_MATERIAL FOR THIS EXERCISE_

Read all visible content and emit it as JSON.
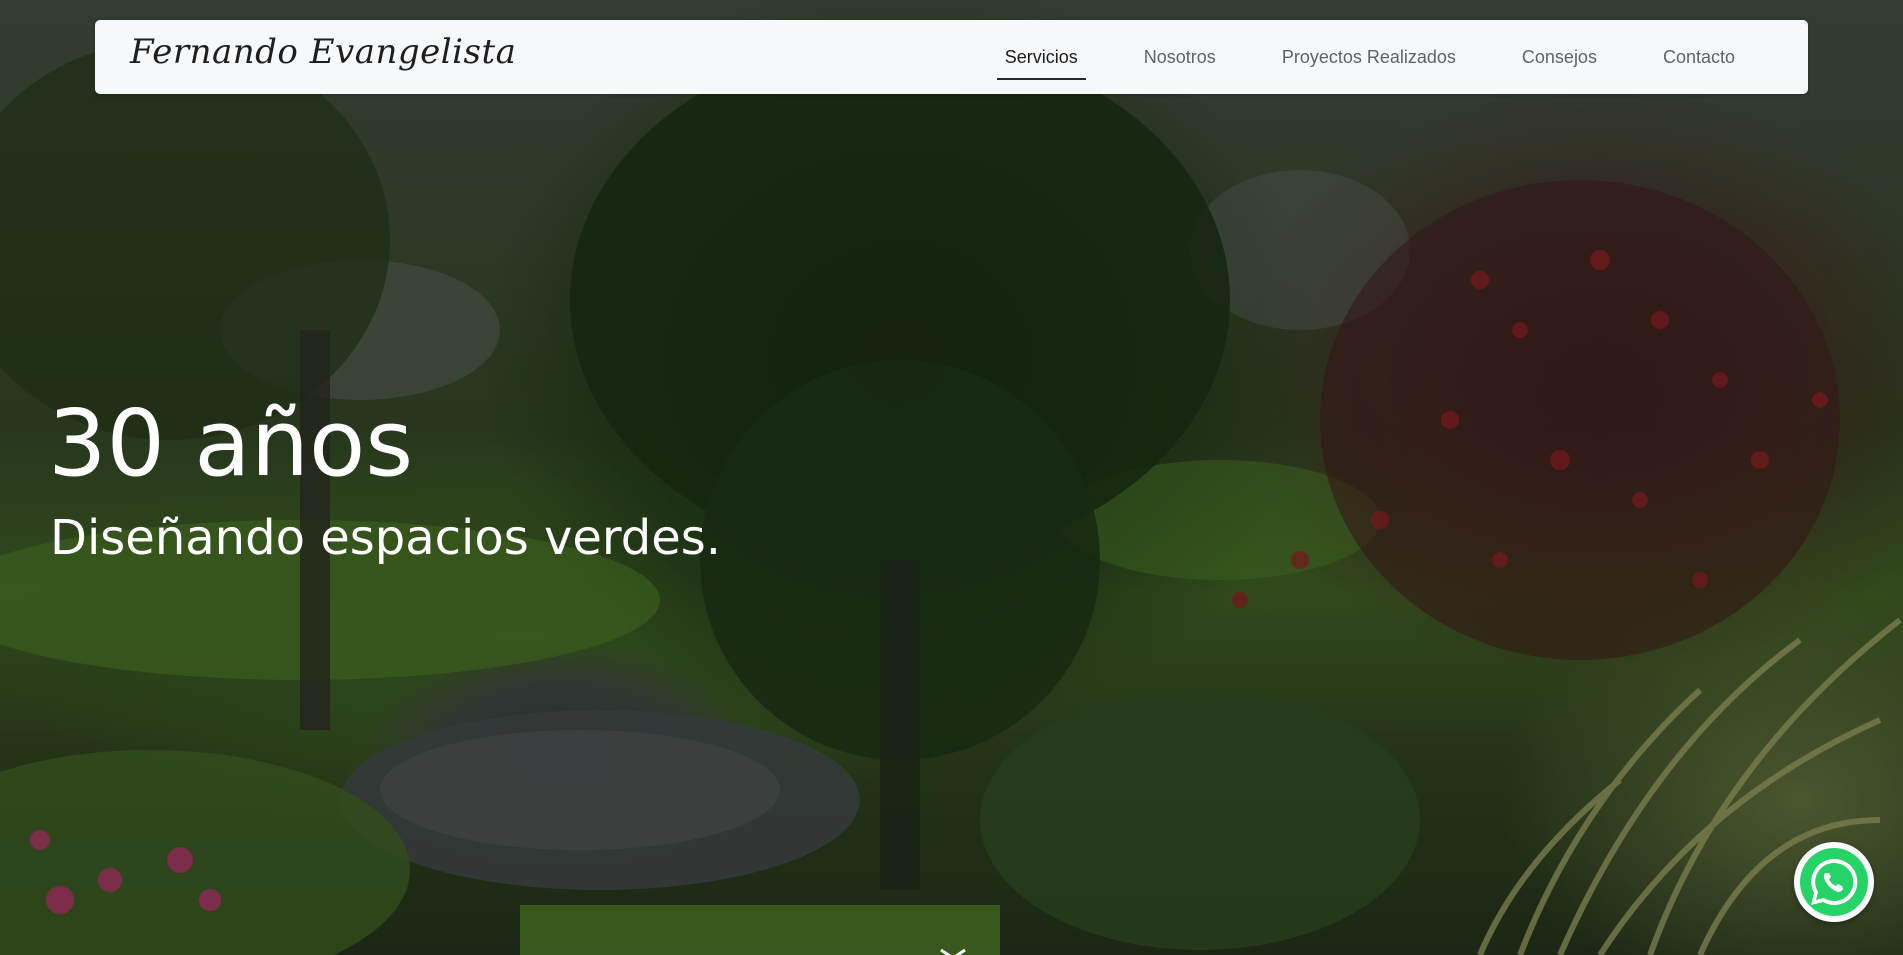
{
  "brand": {
    "name": "Fernando Evangelista"
  },
  "nav": {
    "items": [
      {
        "label": "Servicios",
        "active": true
      },
      {
        "label": "Nosotros",
        "active": false
      },
      {
        "label": "Proyectos Realizados",
        "active": false
      },
      {
        "label": "Consejos",
        "active": false
      },
      {
        "label": "Contacto",
        "active": false
      }
    ]
  },
  "hero": {
    "title": "30 años",
    "subtitle": "Diseñando espacios verdes."
  },
  "icons": {
    "whatsapp": "whatsapp-icon",
    "scroll": "chevron-down-icon"
  },
  "colors": {
    "navbar_bg": "#f7f8fa",
    "nav_active": "#1c1c1c",
    "nav_inactive": "#5f6368",
    "hero_text": "#ffffff",
    "whatsapp_green": "#25d366"
  }
}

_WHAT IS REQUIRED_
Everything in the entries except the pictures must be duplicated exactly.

_REPLY TO THE TASK_
Read all visible content and emit it as JSON.
{
  "brand": {
    "name": "Fernando Evangelista"
  },
  "nav": {
    "items": [
      {
        "label": "Servicios",
        "active": true
      },
      {
        "label": "Nosotros",
        "active": false
      },
      {
        "label": "Proyectos Realizados",
        "active": false
      },
      {
        "label": "Consejos",
        "active": false
      },
      {
        "label": "Contacto",
        "active": false
      }
    ]
  },
  "hero": {
    "title": "30 años",
    "subtitle": "Diseñando espacios verdes."
  },
  "icons": {
    "whatsapp": "whatsapp-icon",
    "scroll": "chevron-down-icon"
  },
  "colors": {
    "navbar_bg": "#f7f8fa",
    "nav_active": "#1c1c1c",
    "nav_inactive": "#5f6368",
    "hero_text": "#ffffff",
    "whatsapp_green": "#25d366"
  }
}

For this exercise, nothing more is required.